Wednesday, October 7, 2015

Better no diversity than lazy diversity

#WeNeedDiverseBooks is a very important trend, because we really do need diverse books. In fact, we need diversity in all media, not just books, but because books are the best medium to get you into a character's head -- and thus learn from them -- then I would argue that diverse books are an absolute necessity.

But what do we mean by diversity? All too often, it's simply to have more people of color, or more women, and then declare victory. That's too simplistic, and I would argue is more damaging, in the long run, than having no diversity at all.

Why? Well, first of all it denies the user from having the rich viewpoint that a person of different color, gender or orientation can give them. Think about it -- does making a character black, for example, without bringing their viewpoint really do anything for your story?

Consider the following examples, from related TV shows. First: Star Trek: Deep Space Nine.

Image from Wikipedia
As the third Star Trek TV Show (after the original series, and then The Next Generation), it needed to mix things up a bit. One way it did this was by having an African American in a leadership role: Benjamin Sisko. The writers didn't take a Captain Kirk or a Captain Picard and just make him black. They built a real character, a creole chef from New Orleans, whose perspective as a black man resonates in his overarching compassion for the Bajorans -- recently freed from subjugation and slavery by a cruel overlord. It's no co-incidence that Star Trek: Deep Space Nine is commonly seen as the best of the shows, and the participation of a diverse viewpoint such as Sisko's is no small contribution. Watching the show over it's seven year run he became a role model to me, and a character who has influenced the way I think. That's diversity that works.

Contrast this to other Star Trek TV shows -- such as Star Trek Voyager or Star Trek Enterprise.
These shows launched with a fanfare about how diverse their casts were. Voyager, in particular, launching alongside Deep Space Nine tried to repeat the formula of having diversity in the leadership role, and had a female Captain Janeway, brilliantly portrayed by Kate Mulgrew, but whose character could have easily been male. Being female brought nothing to the table except a feeling that somebody checked a box somewhere.

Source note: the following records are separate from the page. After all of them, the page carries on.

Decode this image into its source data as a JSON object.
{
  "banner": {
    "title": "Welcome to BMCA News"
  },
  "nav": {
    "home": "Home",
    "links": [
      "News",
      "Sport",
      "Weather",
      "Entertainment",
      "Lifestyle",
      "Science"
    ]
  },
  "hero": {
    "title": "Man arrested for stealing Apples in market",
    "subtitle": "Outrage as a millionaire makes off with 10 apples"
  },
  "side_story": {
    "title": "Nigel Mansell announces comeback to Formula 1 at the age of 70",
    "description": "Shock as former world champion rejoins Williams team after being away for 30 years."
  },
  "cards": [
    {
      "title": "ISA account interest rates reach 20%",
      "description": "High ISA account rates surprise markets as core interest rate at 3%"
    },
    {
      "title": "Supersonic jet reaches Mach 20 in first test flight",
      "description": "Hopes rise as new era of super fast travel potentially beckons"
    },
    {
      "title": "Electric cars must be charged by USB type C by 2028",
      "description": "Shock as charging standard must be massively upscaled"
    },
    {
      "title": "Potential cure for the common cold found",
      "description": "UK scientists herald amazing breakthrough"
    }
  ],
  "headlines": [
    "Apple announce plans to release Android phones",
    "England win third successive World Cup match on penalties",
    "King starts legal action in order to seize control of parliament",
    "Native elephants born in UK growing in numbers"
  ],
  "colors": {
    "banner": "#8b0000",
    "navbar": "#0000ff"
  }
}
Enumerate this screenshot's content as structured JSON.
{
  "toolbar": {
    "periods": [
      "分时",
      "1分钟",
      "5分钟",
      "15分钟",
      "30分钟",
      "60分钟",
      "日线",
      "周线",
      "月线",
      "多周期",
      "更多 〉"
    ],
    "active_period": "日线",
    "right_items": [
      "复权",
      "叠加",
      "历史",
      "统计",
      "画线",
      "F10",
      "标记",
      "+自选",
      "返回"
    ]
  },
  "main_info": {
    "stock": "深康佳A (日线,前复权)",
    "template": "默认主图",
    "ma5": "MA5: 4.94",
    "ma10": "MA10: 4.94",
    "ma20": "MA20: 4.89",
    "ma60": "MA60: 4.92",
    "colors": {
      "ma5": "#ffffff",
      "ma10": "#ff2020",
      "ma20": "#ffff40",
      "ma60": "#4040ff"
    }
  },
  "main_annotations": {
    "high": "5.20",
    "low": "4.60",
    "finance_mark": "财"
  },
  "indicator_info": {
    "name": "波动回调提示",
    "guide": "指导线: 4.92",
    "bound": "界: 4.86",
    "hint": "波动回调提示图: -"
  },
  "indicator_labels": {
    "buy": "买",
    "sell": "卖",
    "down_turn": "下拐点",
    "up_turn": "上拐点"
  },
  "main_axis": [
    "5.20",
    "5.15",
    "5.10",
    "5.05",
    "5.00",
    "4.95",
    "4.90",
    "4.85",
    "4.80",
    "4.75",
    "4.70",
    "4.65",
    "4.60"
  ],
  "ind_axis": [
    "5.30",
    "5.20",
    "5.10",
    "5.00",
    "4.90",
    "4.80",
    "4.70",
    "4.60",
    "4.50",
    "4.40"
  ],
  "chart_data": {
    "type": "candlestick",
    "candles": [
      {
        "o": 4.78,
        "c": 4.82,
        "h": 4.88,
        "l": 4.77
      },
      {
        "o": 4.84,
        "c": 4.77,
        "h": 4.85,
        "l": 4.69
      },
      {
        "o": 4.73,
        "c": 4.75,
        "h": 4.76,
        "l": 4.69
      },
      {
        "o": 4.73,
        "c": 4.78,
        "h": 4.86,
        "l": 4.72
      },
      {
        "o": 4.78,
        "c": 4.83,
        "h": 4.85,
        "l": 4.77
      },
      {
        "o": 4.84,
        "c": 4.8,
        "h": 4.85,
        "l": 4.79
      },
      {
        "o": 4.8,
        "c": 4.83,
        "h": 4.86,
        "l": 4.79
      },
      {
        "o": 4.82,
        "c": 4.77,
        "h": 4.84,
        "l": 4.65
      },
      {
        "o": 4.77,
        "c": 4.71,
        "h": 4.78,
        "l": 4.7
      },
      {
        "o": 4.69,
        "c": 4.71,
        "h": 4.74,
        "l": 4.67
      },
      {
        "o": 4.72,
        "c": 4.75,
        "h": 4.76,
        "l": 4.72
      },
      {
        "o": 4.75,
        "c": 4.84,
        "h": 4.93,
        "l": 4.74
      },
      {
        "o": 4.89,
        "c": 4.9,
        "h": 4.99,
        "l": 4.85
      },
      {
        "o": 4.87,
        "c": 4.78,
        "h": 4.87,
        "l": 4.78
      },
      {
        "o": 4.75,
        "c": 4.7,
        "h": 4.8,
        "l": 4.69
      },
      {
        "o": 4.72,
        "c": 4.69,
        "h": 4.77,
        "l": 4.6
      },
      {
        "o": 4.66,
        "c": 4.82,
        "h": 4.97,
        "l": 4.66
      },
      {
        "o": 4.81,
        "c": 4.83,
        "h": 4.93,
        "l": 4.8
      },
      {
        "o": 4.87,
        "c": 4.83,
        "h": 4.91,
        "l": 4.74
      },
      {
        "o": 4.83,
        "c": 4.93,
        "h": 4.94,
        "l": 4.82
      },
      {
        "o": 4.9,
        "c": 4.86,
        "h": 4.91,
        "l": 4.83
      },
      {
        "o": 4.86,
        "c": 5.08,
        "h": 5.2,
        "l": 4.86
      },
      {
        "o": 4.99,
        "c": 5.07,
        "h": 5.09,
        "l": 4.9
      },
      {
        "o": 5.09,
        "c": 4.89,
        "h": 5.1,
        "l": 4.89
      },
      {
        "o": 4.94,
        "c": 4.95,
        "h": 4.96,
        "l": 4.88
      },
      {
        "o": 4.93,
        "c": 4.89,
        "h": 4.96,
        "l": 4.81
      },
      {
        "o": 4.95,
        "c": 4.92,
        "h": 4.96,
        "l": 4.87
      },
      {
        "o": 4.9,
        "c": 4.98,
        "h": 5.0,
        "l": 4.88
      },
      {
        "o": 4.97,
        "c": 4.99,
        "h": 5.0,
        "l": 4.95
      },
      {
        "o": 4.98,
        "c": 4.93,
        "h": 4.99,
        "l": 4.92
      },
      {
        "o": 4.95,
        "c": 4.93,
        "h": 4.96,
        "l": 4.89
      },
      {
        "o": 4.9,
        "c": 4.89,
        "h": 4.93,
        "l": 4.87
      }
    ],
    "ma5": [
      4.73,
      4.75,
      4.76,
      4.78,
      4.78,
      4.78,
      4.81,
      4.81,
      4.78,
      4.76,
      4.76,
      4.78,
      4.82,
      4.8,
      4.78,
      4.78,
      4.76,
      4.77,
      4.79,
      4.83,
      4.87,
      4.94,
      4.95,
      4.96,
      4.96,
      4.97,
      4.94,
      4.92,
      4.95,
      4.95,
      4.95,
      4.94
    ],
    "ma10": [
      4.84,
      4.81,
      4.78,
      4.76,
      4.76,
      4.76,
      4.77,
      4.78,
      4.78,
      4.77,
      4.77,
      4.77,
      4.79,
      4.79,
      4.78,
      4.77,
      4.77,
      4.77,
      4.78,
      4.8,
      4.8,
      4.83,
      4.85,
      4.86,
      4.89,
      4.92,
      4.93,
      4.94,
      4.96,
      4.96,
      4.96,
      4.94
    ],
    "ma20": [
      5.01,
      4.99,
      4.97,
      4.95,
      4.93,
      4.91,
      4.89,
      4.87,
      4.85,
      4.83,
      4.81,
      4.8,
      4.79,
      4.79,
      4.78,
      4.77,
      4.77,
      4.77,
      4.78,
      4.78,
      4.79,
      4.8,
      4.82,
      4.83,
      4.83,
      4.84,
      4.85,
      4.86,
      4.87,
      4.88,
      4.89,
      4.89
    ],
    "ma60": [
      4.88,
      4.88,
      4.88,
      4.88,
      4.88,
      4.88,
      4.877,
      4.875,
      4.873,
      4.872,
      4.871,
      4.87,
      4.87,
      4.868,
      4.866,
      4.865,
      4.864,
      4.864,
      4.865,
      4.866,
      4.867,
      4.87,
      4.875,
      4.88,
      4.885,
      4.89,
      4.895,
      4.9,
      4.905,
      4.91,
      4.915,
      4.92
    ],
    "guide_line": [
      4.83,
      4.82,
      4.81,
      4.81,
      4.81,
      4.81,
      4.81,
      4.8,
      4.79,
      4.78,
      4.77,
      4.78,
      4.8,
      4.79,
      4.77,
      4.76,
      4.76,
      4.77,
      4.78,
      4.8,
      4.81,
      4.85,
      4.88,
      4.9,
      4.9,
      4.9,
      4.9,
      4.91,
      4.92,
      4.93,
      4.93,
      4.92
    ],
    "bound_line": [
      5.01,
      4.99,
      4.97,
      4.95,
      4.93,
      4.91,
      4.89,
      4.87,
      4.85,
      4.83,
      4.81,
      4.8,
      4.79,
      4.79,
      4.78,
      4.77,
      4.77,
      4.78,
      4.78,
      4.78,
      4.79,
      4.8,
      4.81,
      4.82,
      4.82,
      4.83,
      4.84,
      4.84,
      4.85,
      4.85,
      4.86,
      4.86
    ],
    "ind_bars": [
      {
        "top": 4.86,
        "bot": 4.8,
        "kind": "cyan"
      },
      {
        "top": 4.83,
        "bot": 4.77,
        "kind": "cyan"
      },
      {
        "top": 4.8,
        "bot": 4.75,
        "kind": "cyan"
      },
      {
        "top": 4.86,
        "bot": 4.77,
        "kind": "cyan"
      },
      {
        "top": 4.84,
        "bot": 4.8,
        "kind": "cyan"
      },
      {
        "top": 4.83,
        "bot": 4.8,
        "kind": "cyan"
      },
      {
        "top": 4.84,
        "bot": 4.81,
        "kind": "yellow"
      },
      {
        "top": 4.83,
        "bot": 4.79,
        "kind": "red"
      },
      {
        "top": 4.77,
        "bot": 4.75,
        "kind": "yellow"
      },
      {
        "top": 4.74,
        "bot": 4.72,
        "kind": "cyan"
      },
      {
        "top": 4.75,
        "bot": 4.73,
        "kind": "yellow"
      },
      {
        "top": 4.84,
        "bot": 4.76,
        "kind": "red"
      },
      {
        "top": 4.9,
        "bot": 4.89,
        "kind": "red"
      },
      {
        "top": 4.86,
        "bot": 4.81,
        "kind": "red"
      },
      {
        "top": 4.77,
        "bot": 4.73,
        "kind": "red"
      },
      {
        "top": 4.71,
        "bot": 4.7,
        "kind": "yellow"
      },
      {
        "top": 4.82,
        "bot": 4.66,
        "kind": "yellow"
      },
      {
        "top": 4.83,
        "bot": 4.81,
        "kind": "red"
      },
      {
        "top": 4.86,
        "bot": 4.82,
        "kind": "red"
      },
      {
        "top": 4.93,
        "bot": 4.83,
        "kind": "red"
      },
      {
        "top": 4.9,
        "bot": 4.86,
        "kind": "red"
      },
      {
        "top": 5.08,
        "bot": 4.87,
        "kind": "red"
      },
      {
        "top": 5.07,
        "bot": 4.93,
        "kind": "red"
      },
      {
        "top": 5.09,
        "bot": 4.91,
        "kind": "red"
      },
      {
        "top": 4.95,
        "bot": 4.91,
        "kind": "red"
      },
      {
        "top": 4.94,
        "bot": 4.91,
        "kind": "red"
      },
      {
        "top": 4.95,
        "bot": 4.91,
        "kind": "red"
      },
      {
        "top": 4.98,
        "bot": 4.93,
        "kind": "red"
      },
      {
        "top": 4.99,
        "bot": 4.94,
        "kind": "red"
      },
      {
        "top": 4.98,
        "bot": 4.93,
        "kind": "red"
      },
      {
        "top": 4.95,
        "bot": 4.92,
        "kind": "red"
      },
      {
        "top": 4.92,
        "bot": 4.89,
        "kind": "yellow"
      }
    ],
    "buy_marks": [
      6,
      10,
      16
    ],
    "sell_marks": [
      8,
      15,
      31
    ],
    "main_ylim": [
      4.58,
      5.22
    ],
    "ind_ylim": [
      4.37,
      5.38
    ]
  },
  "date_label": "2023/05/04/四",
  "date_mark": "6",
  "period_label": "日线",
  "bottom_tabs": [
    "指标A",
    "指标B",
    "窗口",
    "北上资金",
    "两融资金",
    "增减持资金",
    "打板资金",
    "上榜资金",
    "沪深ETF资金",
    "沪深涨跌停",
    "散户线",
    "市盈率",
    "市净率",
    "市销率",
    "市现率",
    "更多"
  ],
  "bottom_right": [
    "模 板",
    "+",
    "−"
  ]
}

Similarly, the second in command, Chakotay, played by Robert Beltran, was the first time a Native American character played a major role in Star Trek, and, to be honest, the first time I had seen this in any TV show. Then there was the Asian, Ensign Kim, played by Garret Wang. And finally a black Vulcan, Tuvok, played by Tim Russ. None of these characters brought any kind of memorable viewpoint of their race to the show. Indeed, I remember some backlash about Tuvok on the early Internet when the show launched. The question was asked: How could green-blooded Vulcans have black skin? The character (and the actor) were put in a bad position from day one.

In my opinion, the ultimate issue here was lazy diversity. Throw a black character, an Asian, a Native American and an empowered woman in there and declare victory. Is it any wonder that this show is generally seen as one of the weaker Treks, and not even close to DS9 in terms of quality? There was so much opportunity to expand the experience and engagement of the viewership by bringing a real exposure to Korean, Native American and Black (Vulcan) culture, but instead we had cookie cutter characters who were no different despite the rich racial heritage the character could bring to the table

So, as you think about diverse books, and about the importance of diversity, remember this: Lazy Diversity is worse than No Diversity. Bring us characters with richness of experience - richness earned because they're black, asian, female, alien, gay, transgender, disabled and so much more. Make our world better with this diversity, because that's what good books do.

And that's what I've tried to do with Space Cadets. I hope you love it.